(EXERCISE BRIEF)
In the lines below, look for "icon". Copy each line where it appears.

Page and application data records
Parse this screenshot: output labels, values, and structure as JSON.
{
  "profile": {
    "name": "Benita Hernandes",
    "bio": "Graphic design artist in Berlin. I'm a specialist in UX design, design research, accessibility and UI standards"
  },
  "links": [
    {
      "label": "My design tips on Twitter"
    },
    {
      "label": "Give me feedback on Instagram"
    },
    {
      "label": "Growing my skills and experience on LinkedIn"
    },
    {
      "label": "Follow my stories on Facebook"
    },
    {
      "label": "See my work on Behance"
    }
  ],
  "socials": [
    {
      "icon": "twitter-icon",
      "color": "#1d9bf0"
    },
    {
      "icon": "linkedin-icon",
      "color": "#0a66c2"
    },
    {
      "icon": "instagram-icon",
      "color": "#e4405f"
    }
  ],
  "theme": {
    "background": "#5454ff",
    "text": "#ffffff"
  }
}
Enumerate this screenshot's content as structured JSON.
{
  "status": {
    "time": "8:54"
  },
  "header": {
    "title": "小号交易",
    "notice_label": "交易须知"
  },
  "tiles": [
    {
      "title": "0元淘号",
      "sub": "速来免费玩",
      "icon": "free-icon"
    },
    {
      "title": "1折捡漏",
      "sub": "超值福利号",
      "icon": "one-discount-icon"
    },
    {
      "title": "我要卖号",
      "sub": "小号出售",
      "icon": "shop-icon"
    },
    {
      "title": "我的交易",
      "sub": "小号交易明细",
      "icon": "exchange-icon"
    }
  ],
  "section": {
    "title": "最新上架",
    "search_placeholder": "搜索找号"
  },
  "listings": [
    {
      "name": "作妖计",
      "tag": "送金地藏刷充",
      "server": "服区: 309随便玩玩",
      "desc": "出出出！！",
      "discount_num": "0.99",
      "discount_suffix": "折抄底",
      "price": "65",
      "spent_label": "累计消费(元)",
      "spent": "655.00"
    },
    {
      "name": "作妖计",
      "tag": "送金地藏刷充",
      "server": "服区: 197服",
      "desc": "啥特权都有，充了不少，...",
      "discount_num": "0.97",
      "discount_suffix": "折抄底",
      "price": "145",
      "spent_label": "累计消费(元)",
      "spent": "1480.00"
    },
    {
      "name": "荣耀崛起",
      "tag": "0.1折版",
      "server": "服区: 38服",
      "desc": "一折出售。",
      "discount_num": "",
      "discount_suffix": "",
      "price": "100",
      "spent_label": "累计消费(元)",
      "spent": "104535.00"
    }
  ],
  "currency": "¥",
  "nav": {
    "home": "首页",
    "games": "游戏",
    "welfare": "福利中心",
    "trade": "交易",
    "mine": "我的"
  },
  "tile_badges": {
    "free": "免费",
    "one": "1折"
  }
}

(TASK ANSWER)
      "icon": "twitter-icon",
      "icon": "linkedin-icon",
      "icon": "instagram-icon",
      "icon": "free-icon"
      "icon": "one-discount-icon"
      "icon": "shop-icon"
      "icon": "exchange-icon"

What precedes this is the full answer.